Whitefield's Tabernacle Tottenham Court Road
stands on the western side of the street, about fifty metres (yards)
north of Tottenham Street. Also known as Tottenham Court Road Chapel,
it was originally surrounded by fields and gardens. It was built in 1756 for
George Whitefield, and enlarged in 1759 thanks to its popularity. John Wesley
preached a sermon 'On the death of the Rev Mr George Whitefield' both here and
at Whitefield's Tabernacle Moorfields in 1770.
In 1890 the building was re-erected as Whitefield's
Central Mission. On Palm Sunday 1945 it was destroyed by the last V2
rocket to fall on London. The present chapel was built in 1957. Since 1976,
The American Church in London been based here, thanks to the loan of
the building by the United Reformed Church, when they were forced to move
from North Audley Street (close to St Mark's) in 1972. The London Chinese
Lutheran Church also uses the building.
St John the Evangelist Charlotte Street stood
close to Fitzroy Square, near to the junction with Chitty Street, although
precisely where is hard to pinpoint now. The church was constructed and
consecrated in 1847 (or 1852), possibly beginning as Fitzroy Chapel.
Also known as St John Upper Charlotte Street, from 1868 it was called
Fitzroy Square St John. When it was demolished is not known, but in 1904
its parish was absorbed into that of its parent parish church.
St Saviour London Street stood approximately at
the junction of Maple Street with Fitzroy Street (although the corner of
Whitfield and Maple Street is shown here). Also known as St Saviour
Fitzroy Square, the church was completed and consecrated in 1865. As
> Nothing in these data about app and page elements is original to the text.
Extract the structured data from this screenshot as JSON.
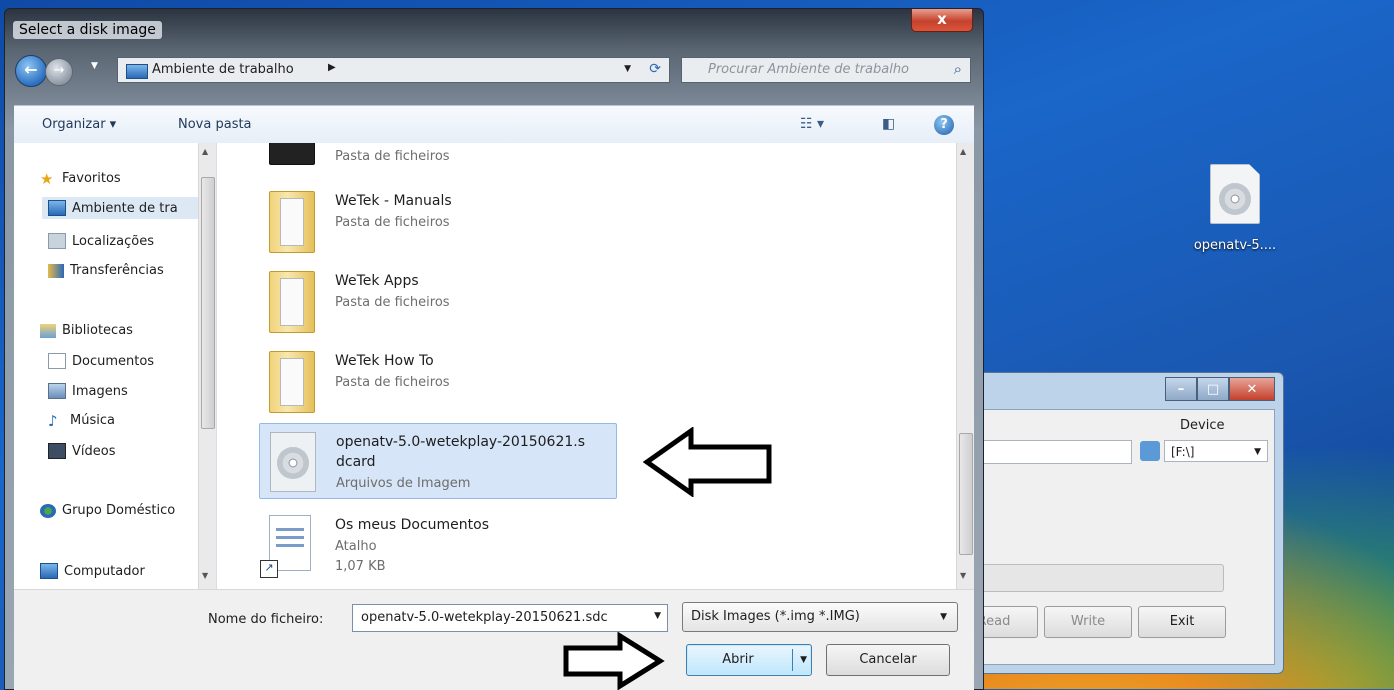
{
  "desktop": {
    "icon_label": "openatv-5...."
  },
  "tool_window": {
    "device_label": "Device",
    "device_value": "[F:\\]",
    "buttons": [
      "Read",
      "Write",
      "Exit"
    ]
  },
  "dialog": {
    "title": "Select a disk image",
    "close_label": "x",
    "address": "Ambiente de trabalho",
    "search_placeholder": "Procurar Ambiente de trabalho",
    "toolbar": {
      "organize": "Organizar ▾",
      "new_folder": "Nova pasta"
    },
    "nav": {
      "favorites": "Favoritos",
      "desktop": "Ambiente de tra",
      "places": "Localizações",
      "downloads": "Transferências",
      "libraries": "Bibliotecas",
      "documents": "Documentos",
      "images": "Imagens",
      "music": "Música",
      "videos": "Vídeos",
      "homegroup": "Grupo Doméstico",
      "computer": "Computador"
    },
    "files": [
      {
        "name": "",
        "type": "Pasta de ficheiros",
        "size": ""
      },
      {
        "name": "WeTek - Manuals",
        "type": "Pasta de ficheiros",
        "size": ""
      },
      {
        "name": "WeTek Apps",
        "type": "Pasta de ficheiros",
        "size": ""
      },
      {
        "name": "WeTek How To",
        "type": "Pasta de ficheiros",
        "size": ""
      },
      {
        "name": "openatv-5.0-wetekplay-20150621.s",
        "name2": "dcard",
        "type": "Arquivos de Imagem",
        "size": ""
      },
      {
        "name": "Os meus Documentos",
        "type": "Atalho",
        "size": "1,07 KB"
      }
    ],
    "filename_label": "Nome do ficheiro:",
    "filename_value": "openatv-5.0-wetekplay-20150621.sdc",
    "filter_value": "Disk Images (*.img *.IMG)",
    "open_button": "Abrir",
    "cancel_button": "Cancelar"
  },
  "colors": {
    "selection": "#d6e5f7",
    "accent": "#3c7fb1"
  }
}
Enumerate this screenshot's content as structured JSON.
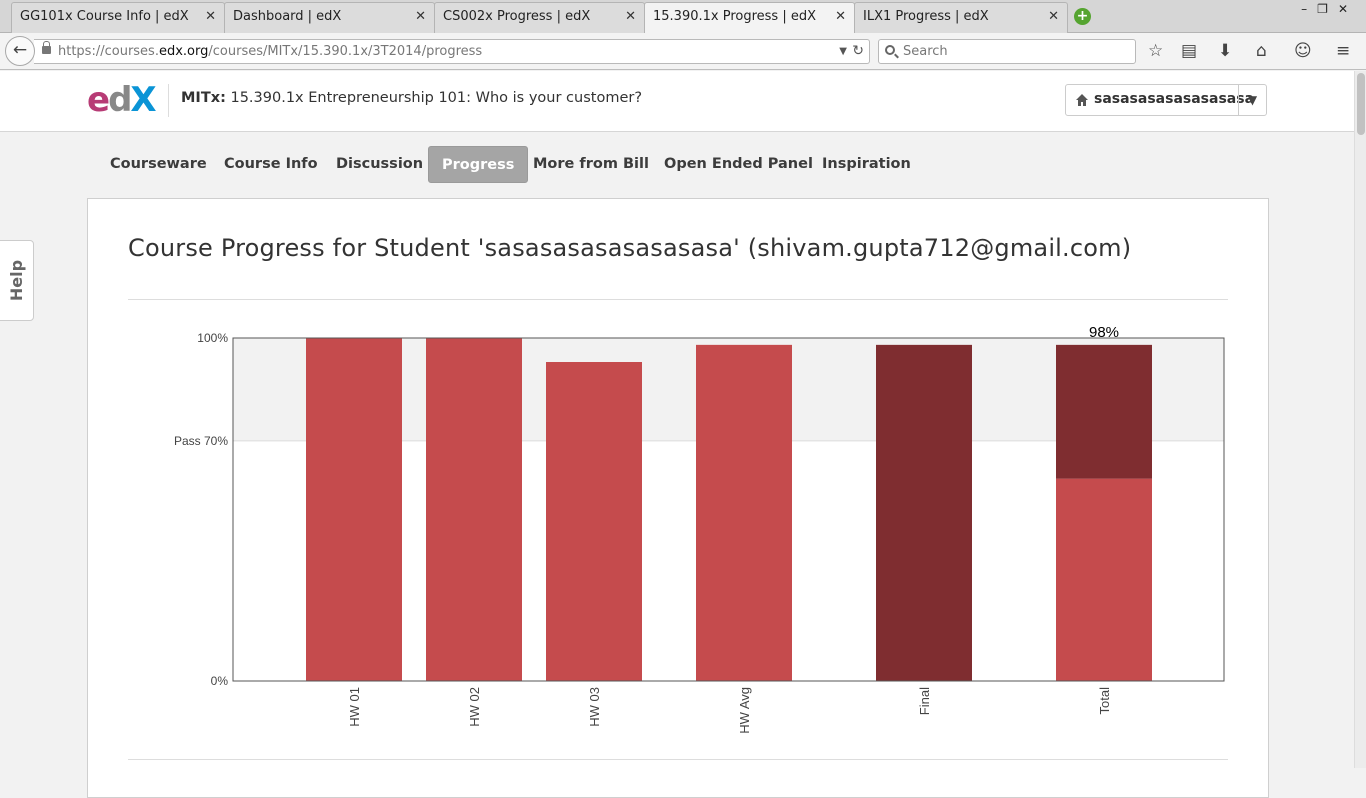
{
  "browser": {
    "tabs": [
      {
        "title": "GG101x Course Info | edX",
        "active": false
      },
      {
        "title": "Dashboard | edX",
        "active": false
      },
      {
        "title": "CS002x Progress | edX",
        "active": false
      },
      {
        "title": "15.390.1x Progress | edX",
        "active": true
      },
      {
        "title": "ILX1 Progress | edX",
        "active": false
      }
    ],
    "url_prefix": "https://courses.",
    "url_host": "edx.org",
    "url_path": "/courses/MITx/15.390.1x/3T2014/progress",
    "search_placeholder": "Search"
  },
  "header": {
    "logo": {
      "e": "e",
      "d": "d",
      "x": "X"
    },
    "org": "MITx:",
    "course": "15.390.1x Entrepreneurship 101: Who is your customer?",
    "username": "sasasasasasasasasa"
  },
  "course_nav": {
    "tabs": [
      {
        "label": "Courseware",
        "active": false
      },
      {
        "label": "Course Info",
        "active": false
      },
      {
        "label": "Discussion",
        "active": false
      },
      {
        "label": "Progress",
        "active": true
      },
      {
        "label": "More from Bill",
        "active": false
      },
      {
        "label": "Open Ended Panel",
        "active": false
      },
      {
        "label": "Inspiration",
        "active": false
      }
    ]
  },
  "help_label": "Help",
  "page_title": "Course Progress for Student 'sasasasasasasasasa' (shivam.gupta712@gmail.com)",
  "chart_data": {
    "type": "bar",
    "categories": [
      "HW 01",
      "HW 02",
      "HW 03",
      "HW Avg",
      "Final",
      "Total"
    ],
    "values": [
      100,
      100,
      93,
      98,
      98,
      98
    ],
    "total_breakdown": {
      "homework_part": 59,
      "final_part": 39
    },
    "y_ticks": [
      {
        "value": 100,
        "label": "100%"
      },
      {
        "value": 70,
        "label": "Pass 70%"
      },
      {
        "value": 0,
        "label": "0%"
      }
    ],
    "ylim": [
      0,
      100
    ],
    "pass_threshold": 70,
    "total_label": "98%",
    "colors": {
      "homework": "#c54b4d",
      "final": "#7f2d30",
      "pass_zone": "#f2f2f2"
    }
  }
}
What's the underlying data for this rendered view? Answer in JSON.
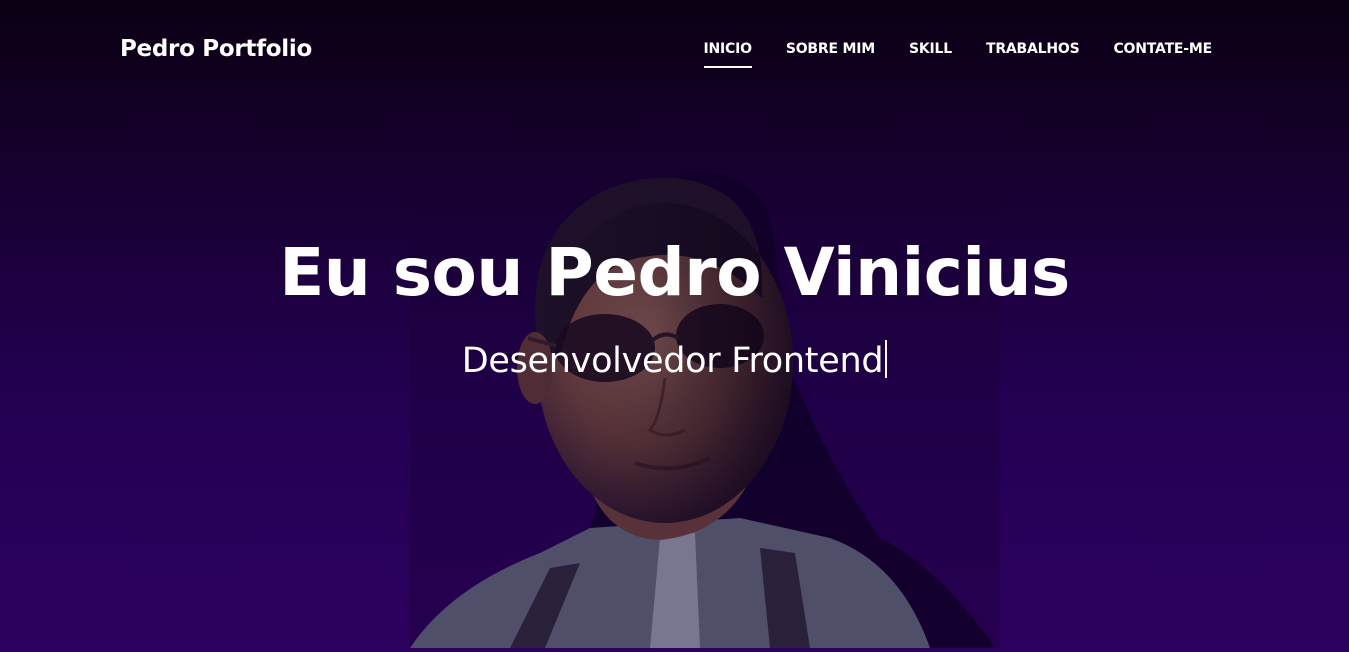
{
  "navbar": {
    "brand": "Pedro Portfolio",
    "links": [
      {
        "label": "INICIO",
        "active": true
      },
      {
        "label": "SOBRE MIM",
        "active": false
      },
      {
        "label": "SKILL",
        "active": false
      },
      {
        "label": "TRABALHOS",
        "active": false
      },
      {
        "label": "CONTATE-ME",
        "active": false
      }
    ]
  },
  "hero": {
    "title": "Eu sou Pedro Vinicius",
    "subtitle": "Desenvolvedor Frontend"
  },
  "colors": {
    "background_top": "#0b0013",
    "background_bottom": "#2d015f",
    "text": "#ffffff"
  }
}
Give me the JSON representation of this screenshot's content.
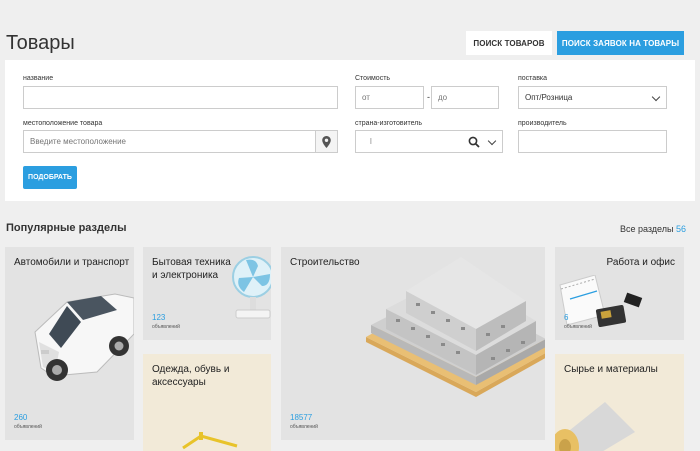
{
  "header": {
    "title": "Товары",
    "tab_goods": "ПОИСК ТОВАРОВ",
    "tab_requests": "ПОИСК ЗАЯВОК НА ТОВАРЫ"
  },
  "form": {
    "name_label": "название",
    "price_label": "Стоимость",
    "price_from_placeholder": "от",
    "price_to_placeholder": "до",
    "delivery_label": "поставка",
    "delivery_value": "Опт/Розница",
    "location_label": "местоположение товара",
    "location_placeholder": "Введите местоположение",
    "country_label": "страна-изготовитель",
    "country_value": "l",
    "maker_label": "производитель",
    "submit_label": "ПОДОБРАТЬ"
  },
  "sections": {
    "title": "Популярные разделы",
    "all_label": "Все разделы",
    "all_count": "56",
    "cards": [
      {
        "title": "Автомобили и транспорт",
        "count": "260",
        "sub": "объявлений"
      },
      {
        "title": "Бытовая техника и электроника",
        "count": "123",
        "sub": "объявлений"
      },
      {
        "title": "Строительство",
        "count": "18577",
        "sub": "объявлений"
      },
      {
        "title": "Работа и офис",
        "count": "6",
        "sub": "объявлений"
      },
      {
        "title": "Одежда, обувь и аксессуары"
      },
      {
        "title": "Сырье и материалы"
      }
    ]
  },
  "colors": {
    "accent": "#2b9ee0",
    "background": "#efefef"
  }
}
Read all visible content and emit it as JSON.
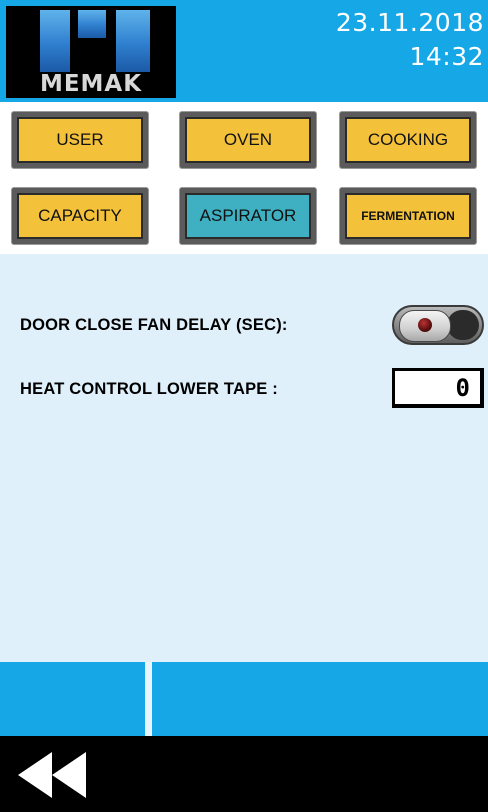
{
  "header": {
    "logo_text": "MEMAK",
    "date": "23.11.2018",
    "time": "14:32"
  },
  "tabs": [
    {
      "label": "USER",
      "active": false
    },
    {
      "label": "OVEN",
      "active": false
    },
    {
      "label": "COOKING",
      "active": false
    },
    {
      "label": "CAPACITY",
      "active": false
    },
    {
      "label": "ASPIRATOR",
      "active": true
    },
    {
      "label": "FERMENTATION",
      "active": false
    }
  ],
  "settings": {
    "door_fan_delay_label": "DOOR CLOSE FAN DELAY (SEC):",
    "door_fan_toggle_state": "off",
    "heat_control_label": "HEAT CONTROL LOWER TAPE :",
    "heat_control_value": "0"
  },
  "footer": {
    "back_icon": "rewind-icon"
  },
  "colors": {
    "header_blue": "#16a7e6",
    "tab_yellow": "#f3c23a",
    "tab_active": "#3eb0c2",
    "content_bg": "#dff0fb"
  }
}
with a number of churches in this area of Westminster, it was closed and
demolished early, by 1904, and its parish was absorbed into that of its
parent parish church. No sign of it remains today.
St James Hampstead Road stood on the eastern side
of Hampstead Road, opposite the entrance to Robert Street. The church was
consecrated in 1791 as a cemetery chapel for St James Piccadilly's 'new'
cemetery farther out of town (as it then was). In 1864 it became a parish
church in its own right, but was closed and demolished by 1954. Its parish
was united to St Pancras New Church. Much of the former cemetery grounds
survive, as do a selection of tombs and markers.
St Mary Magdalene Munster Square stands on the
southern flank of Munster Square, and on the eastern side of Osnaburgh Street,
where the street adjoins the square. This church was the last to be designed
by R H Carpenter. It is rather square, built in pale ragstone, and contains
a north spire. The site is cramped, in an area which has consistently been
poor. Completed in 1852, the church was called 'the most artistically correct
new church yet consecrated in London'.
St George's Cathedral, Antiochan Orthodox
Church is at the north-east corner of Albany Street and Nash Street,
in the western section of St Pancras. The building was erected in 1837
by the Anglican Church to serve the working class Cumberland Market
district that was growing up at this time. Opened as Christ Church
Albany Street (Redhill Street), it was built by Sir James Pennethorne
(1801-1871) with minimal exterior decoration and a comparatively small steeple.
The church was patronised by Christina Rossetti,
sister of Dante Gabriel Rossetti, for about two years, while she
lived in Albany Street. With church-going declining, Christ Church
was closed in 1989 and its parish united to that of St Mary
Magdalene Munster Square (see above). Soon afterwards the building
was taken over by the Antiochan Church and given its present name,
making it one of two such churches in London, the other being St
Botolph without Bishopsgate.
The Danish Church of St Katharine is at 4 Saint
Katherine's Precinct, between Outer Circle and Albany Street, facing
out over Regent's Park to the west and Park Village West to the east
(shown here). The first Danish church building in London was erected
on Wellclose Square, east of the Tower of London, in 1696. The church
moved to several different locations in subsequent years, finally settling
at the Danish Seaman's Church in Foreign Harbours in 1867.
This building remained open until 1985, but during
the Second World War and in the years up until 1952, Danish services
were held in the Swedish Church in Harcourt Street as well as in St Clement
Danes. From that point both of the two Seaman's pastors worked at the Danish
Church in Regent's Park: St Katherine's. The church was built in 1827 as a
chapel and dedicated to Saint Katharine. In 1952 it became the home of the
Danish Church and was thoroughly renovated.